Directions: The answer should match the entries that follow exactly, except that no image appears in it.

Website and app data records:
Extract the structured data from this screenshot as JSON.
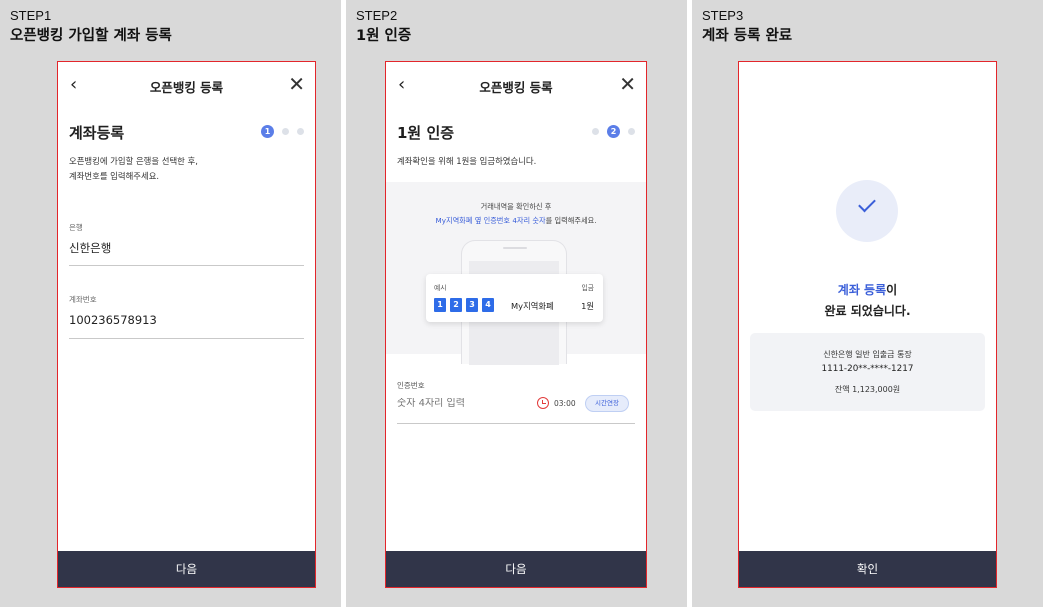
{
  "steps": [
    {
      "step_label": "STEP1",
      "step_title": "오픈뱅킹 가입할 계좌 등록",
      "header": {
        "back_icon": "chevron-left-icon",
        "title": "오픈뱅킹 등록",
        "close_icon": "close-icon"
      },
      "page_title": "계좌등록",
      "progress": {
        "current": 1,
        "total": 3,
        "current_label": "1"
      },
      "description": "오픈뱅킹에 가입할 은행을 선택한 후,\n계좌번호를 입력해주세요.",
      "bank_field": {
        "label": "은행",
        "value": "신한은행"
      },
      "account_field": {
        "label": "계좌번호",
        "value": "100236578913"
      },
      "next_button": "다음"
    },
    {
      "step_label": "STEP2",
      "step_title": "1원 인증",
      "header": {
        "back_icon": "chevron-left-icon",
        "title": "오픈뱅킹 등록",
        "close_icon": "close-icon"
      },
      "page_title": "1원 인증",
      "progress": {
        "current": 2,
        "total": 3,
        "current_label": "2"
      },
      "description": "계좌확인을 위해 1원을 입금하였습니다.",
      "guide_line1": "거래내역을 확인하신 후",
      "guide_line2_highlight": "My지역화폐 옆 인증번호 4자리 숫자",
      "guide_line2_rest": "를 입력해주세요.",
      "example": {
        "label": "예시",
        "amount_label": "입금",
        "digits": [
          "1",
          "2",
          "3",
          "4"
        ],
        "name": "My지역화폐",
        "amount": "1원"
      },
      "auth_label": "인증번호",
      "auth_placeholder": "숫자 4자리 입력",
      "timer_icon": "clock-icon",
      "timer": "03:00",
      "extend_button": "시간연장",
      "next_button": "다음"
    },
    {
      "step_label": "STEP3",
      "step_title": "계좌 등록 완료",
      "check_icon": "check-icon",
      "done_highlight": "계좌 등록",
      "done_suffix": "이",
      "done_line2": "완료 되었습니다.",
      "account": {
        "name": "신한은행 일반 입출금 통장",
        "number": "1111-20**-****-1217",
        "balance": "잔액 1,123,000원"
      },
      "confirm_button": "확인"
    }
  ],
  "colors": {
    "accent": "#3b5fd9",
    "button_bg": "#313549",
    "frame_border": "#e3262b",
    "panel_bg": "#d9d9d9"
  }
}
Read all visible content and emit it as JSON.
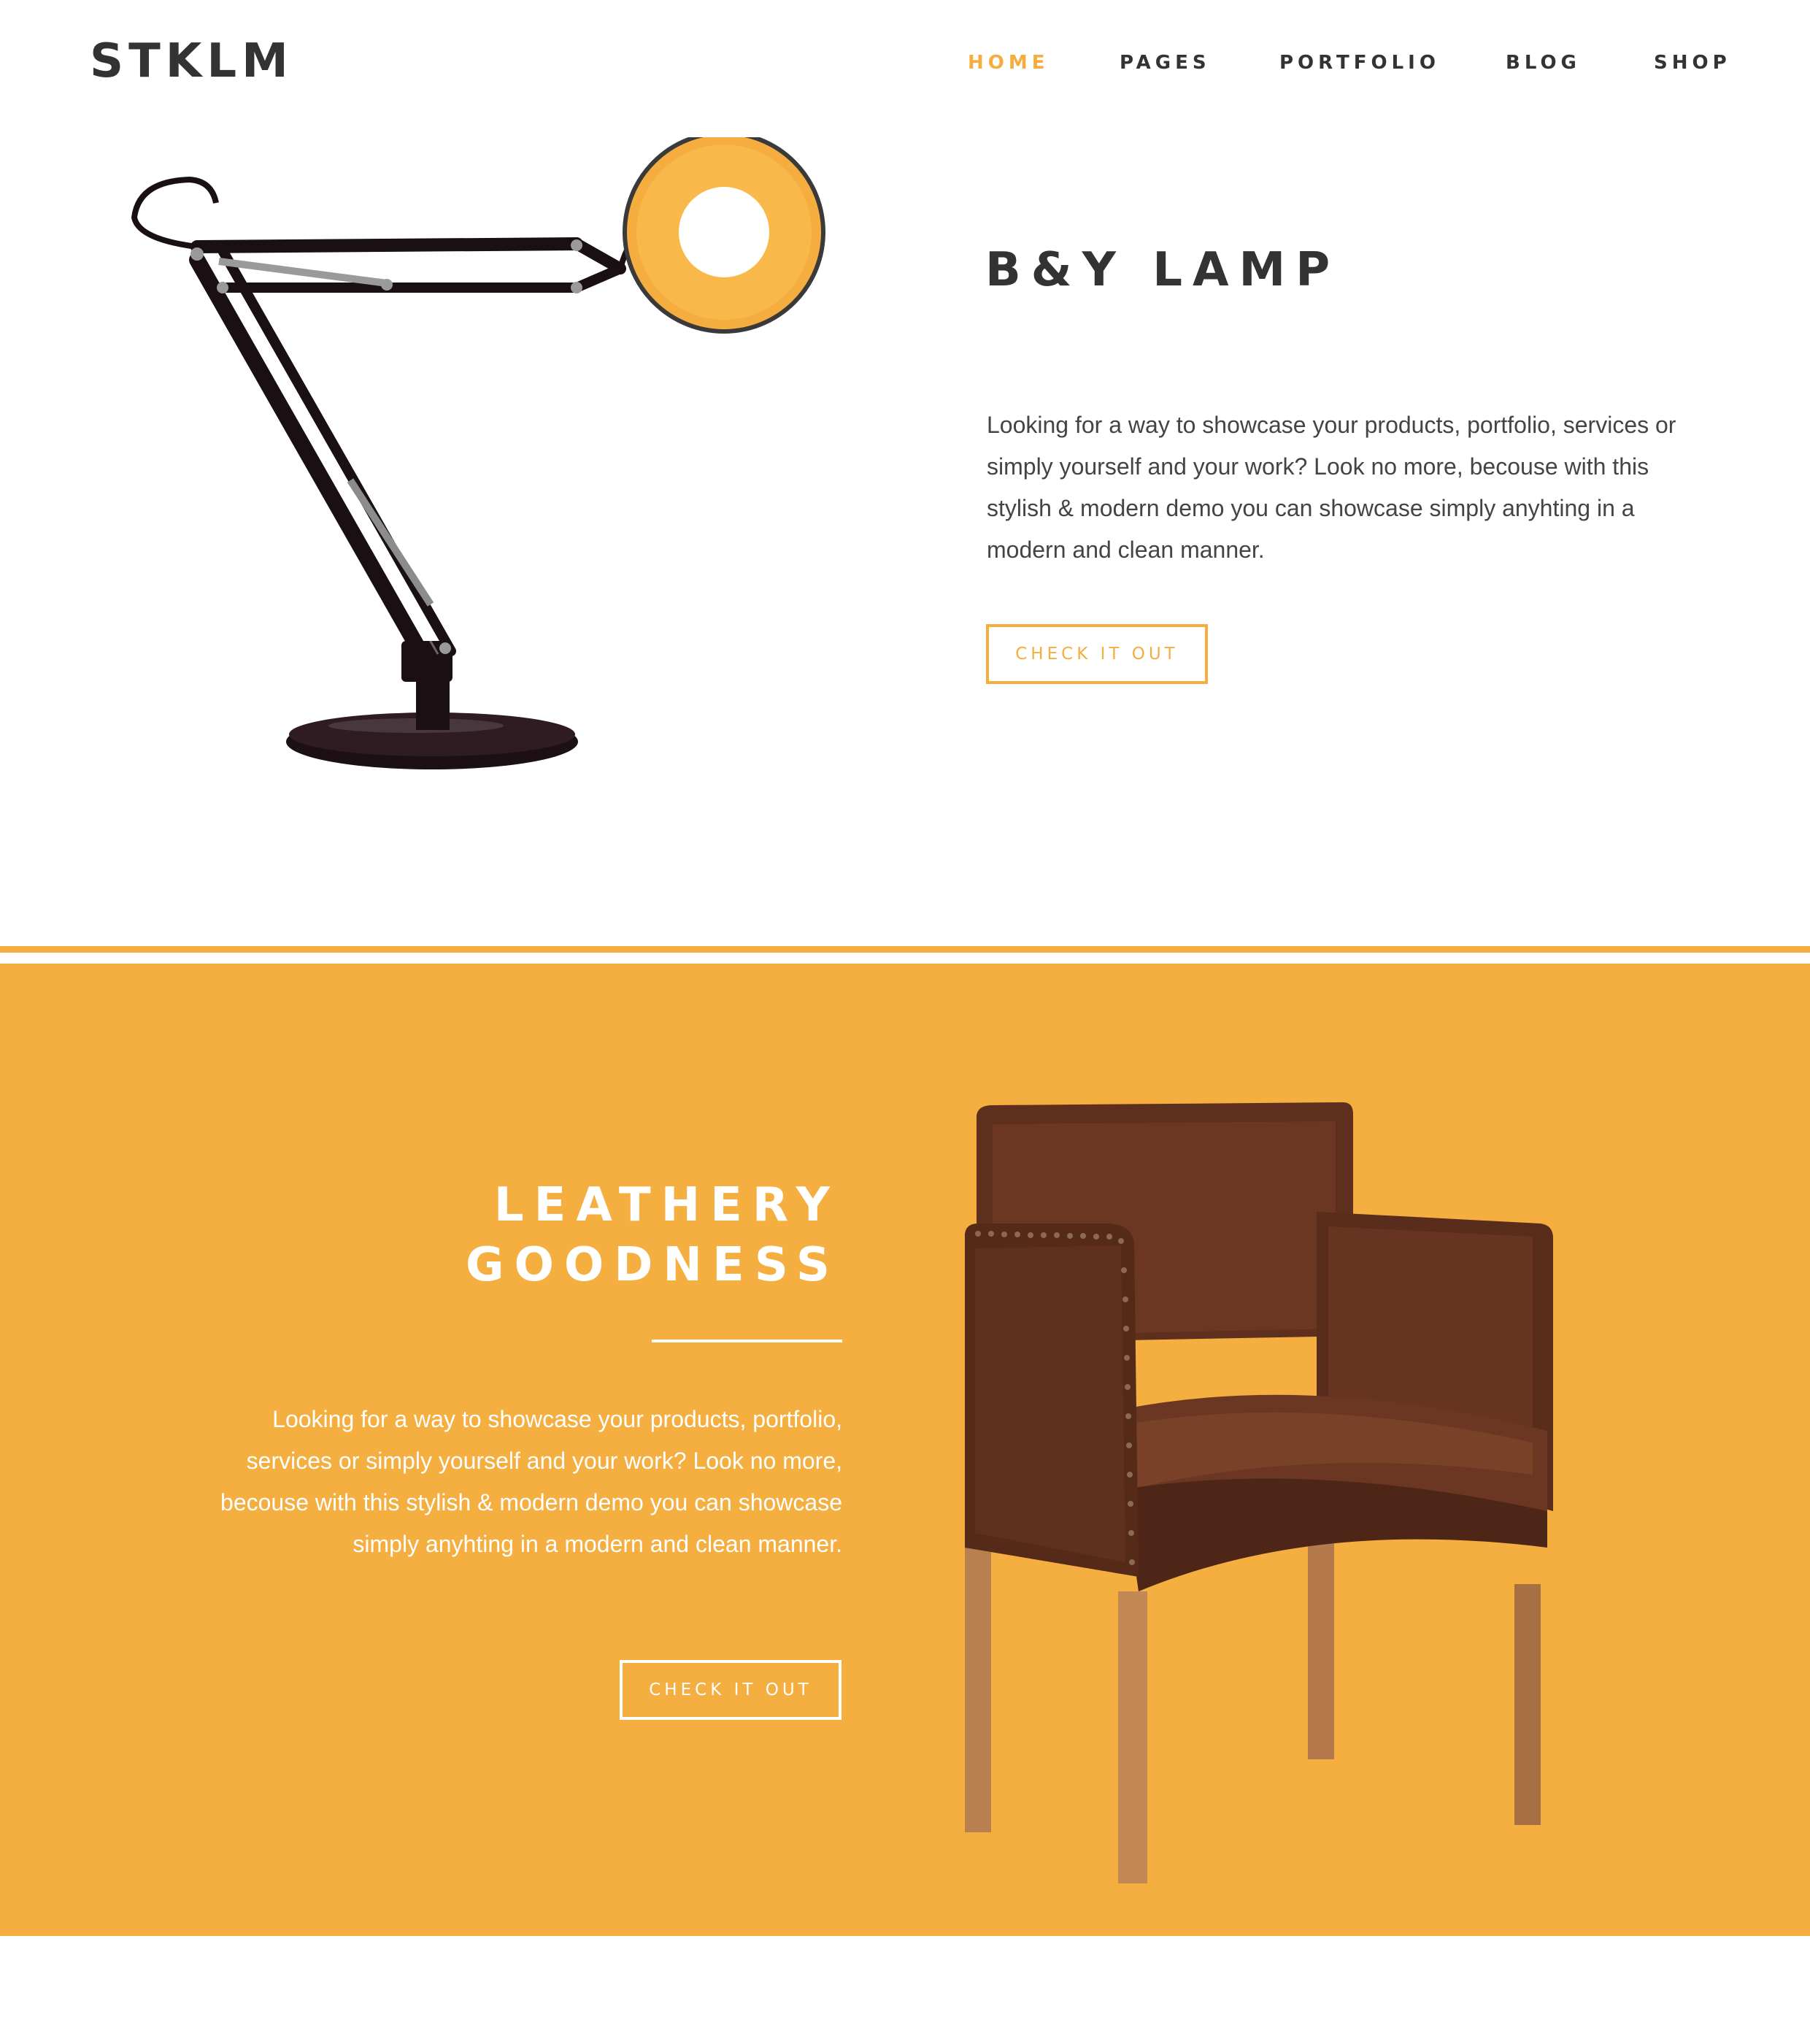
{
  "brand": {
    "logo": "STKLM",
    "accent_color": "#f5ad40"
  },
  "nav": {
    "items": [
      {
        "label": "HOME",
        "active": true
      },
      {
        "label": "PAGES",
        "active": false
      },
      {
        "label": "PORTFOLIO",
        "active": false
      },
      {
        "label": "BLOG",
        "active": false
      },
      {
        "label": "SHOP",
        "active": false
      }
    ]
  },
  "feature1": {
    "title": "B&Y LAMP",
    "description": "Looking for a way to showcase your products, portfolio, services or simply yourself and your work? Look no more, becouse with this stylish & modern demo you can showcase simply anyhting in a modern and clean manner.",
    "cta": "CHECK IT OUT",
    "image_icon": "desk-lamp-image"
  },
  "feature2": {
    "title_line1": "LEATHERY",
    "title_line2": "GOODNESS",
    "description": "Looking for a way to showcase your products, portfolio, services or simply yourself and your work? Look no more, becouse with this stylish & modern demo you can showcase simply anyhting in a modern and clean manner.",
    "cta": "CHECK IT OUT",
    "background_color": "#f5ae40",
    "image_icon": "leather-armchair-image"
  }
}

Response to the task:
Extract the structured data from this screenshot as JSON.
{
  "steps": [
    {
      "step_label": "STEP1",
      "step_title": "오픈뱅킹 가입할 계좌 등록",
      "header": {
        "back_icon": "chevron-left-icon",
        "title": "오픈뱅킹 등록",
        "close_icon": "close-icon"
      },
      "page_title": "계좌등록",
      "progress": {
        "current": 1,
        "total": 3,
        "current_label": "1"
      },
      "description": "오픈뱅킹에 가입할 은행을 선택한 후,\n계좌번호를 입력해주세요.",
      "bank_field": {
        "label": "은행",
        "value": "신한은행"
      },
      "account_field": {
        "label": "계좌번호",
        "value": "100236578913"
      },
      "next_button": "다음"
    },
    {
      "step_label": "STEP2",
      "step_title": "1원 인증",
      "header": {
        "back_icon": "chevron-left-icon",
        "title": "오픈뱅킹 등록",
        "close_icon": "close-icon"
      },
      "page_title": "1원 인증",
      "progress": {
        "current": 2,
        "total": 3,
        "current_label": "2"
      },
      "description": "계좌확인을 위해 1원을 입금하였습니다.",
      "guide_line1": "거래내역을 확인하신 후",
      "guide_line2_highlight": "My지역화폐 옆 인증번호 4자리 숫자",
      "guide_line2_rest": "를 입력해주세요.",
      "example": {
        "label": "예시",
        "amount_label": "입금",
        "digits": [
          "1",
          "2",
          "3",
          "4"
        ],
        "name": "My지역화폐",
        "amount": "1원"
      },
      "auth_label": "인증번호",
      "auth_placeholder": "숫자 4자리 입력",
      "timer_icon": "clock-icon",
      "timer": "03:00",
      "extend_button": "시간연장",
      "next_button": "다음"
    },
    {
      "step_label": "STEP3",
      "step_title": "계좌 등록 완료",
      "check_icon": "check-icon",
      "done_highlight": "계좌 등록",
      "done_suffix": "이",
      "done_line2": "완료 되었습니다.",
      "account": {
        "name": "신한은행 일반 입출금 통장",
        "number": "1111-20**-****-1217",
        "balance": "잔액 1,123,000원"
      },
      "confirm_button": "확인"
    }
  ],
  "colors": {
    "accent": "#3b5fd9",
    "button_bg": "#313549",
    "frame_border": "#e3262b",
    "panel_bg": "#d9d9d9"
  }
}
Read all visible content and emit it as JSON.
{
  "brand": {
    "logo": "STKLM",
    "accent_color": "#f5ad40"
  },
  "nav": {
    "items": [
      {
        "label": "HOME",
        "active": true
      },
      {
        "label": "PAGES",
        "active": false
      },
      {
        "label": "PORTFOLIO",
        "active": false
      },
      {
        "label": "BLOG",
        "active": false
      },
      {
        "label": "SHOP",
        "active": false
      }
    ]
  },
  "feature1": {
    "title": "B&Y LAMP",
    "description": "Looking for a way to showcase your products, portfolio, services or simply yourself and your work? Look no more, becouse with this stylish & modern demo you can showcase simply anyhting in a modern and clean manner.",
    "cta": "CHECK IT OUT",
    "image_icon": "desk-lamp-image"
  },
  "feature2": {
    "title_line1": "LEATHERY",
    "title_line2": "GOODNESS",
    "description": "Looking for a way to showcase your products, portfolio, services or simply yourself and your work? Look no more, becouse with this stylish & modern demo you can showcase simply anyhting in a modern and clean manner.",
    "cta": "CHECK IT OUT",
    "background_color": "#f5ae40",
    "image_icon": "leather-armchair-image"
  }
}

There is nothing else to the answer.